1. To what extent is biomass production of a Caucasian alpine tundra plant community limited by soil nitrogen and/ or phosphorus? 2. Can the foliar N:P ratio predict the nutrient limitation pattern of alpine vascular plant communities?
Lichen-rich tundra on Mt. Malaya Khatipara in the NW Caucasus, Russia (43°27’N, 41°42’E; alt. 2800 m a.s.l.).
We conducted a 4–year fertilization experiment (N, P, N+P, lime additions and irrigation) on the alpine tundra in the northwestern Caucasus, Russia. We determined responses of biomass, tissue nutrient concentrations and nutrient pools of the above-ground component of the plant community.
Total plant community biomass did not respond to fertilization. However, lichen biomass strongly decreased in response to the N- and N+P treatments, whereas vascular plant biomass increased in response to the N- and even more to the N+P treatment, but not to P or lime addition or irrigation. P-concentrations in vascular plant species were very low, but their biomass production was not principally P-limited, suggesting adaptation to low soil P-availability. The N-limitation of vascular plant biomass production in the community, which in lowlands usually occurs at N:P ratios below 16, could not be predicted from the mean foliar N:P mass ratio in the control (N:P = 29).

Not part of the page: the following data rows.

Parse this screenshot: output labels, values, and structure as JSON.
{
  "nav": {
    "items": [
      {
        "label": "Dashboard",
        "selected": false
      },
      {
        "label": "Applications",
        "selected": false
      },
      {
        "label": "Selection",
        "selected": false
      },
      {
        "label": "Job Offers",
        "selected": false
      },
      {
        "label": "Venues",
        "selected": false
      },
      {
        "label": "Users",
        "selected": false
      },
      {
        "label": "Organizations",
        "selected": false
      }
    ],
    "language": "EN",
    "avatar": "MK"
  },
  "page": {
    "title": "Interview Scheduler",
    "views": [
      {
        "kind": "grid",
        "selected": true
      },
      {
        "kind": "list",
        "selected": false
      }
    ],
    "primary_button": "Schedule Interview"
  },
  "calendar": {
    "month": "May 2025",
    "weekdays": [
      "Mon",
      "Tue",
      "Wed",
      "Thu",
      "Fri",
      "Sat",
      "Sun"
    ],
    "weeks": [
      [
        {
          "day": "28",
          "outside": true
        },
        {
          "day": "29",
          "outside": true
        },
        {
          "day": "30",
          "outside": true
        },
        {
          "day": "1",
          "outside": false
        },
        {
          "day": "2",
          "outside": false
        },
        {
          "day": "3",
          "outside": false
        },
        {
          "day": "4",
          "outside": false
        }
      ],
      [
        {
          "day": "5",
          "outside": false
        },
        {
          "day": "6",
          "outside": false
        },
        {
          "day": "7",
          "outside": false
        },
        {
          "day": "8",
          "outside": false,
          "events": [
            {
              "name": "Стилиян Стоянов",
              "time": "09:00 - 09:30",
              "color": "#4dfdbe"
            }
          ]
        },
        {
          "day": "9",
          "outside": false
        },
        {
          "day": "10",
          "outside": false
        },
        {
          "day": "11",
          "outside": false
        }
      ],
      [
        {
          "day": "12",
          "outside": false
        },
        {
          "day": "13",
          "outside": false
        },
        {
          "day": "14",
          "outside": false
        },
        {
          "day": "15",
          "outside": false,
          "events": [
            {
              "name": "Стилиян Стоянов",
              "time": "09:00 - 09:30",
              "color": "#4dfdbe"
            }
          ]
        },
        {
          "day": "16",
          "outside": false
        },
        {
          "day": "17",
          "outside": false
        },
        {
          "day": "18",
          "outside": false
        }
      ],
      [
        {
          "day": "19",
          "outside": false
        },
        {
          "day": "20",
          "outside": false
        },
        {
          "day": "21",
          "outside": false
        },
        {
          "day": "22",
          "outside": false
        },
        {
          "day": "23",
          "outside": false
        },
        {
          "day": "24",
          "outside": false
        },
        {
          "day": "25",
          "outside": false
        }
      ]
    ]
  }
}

This Caucasian alpine plant community is an example of N- and P-co-limitation of vascular plant biomass production, with N being the principal and P the secondary limiting nutrient. Critical N:P ratios as determined for lowland communities are not applicable here.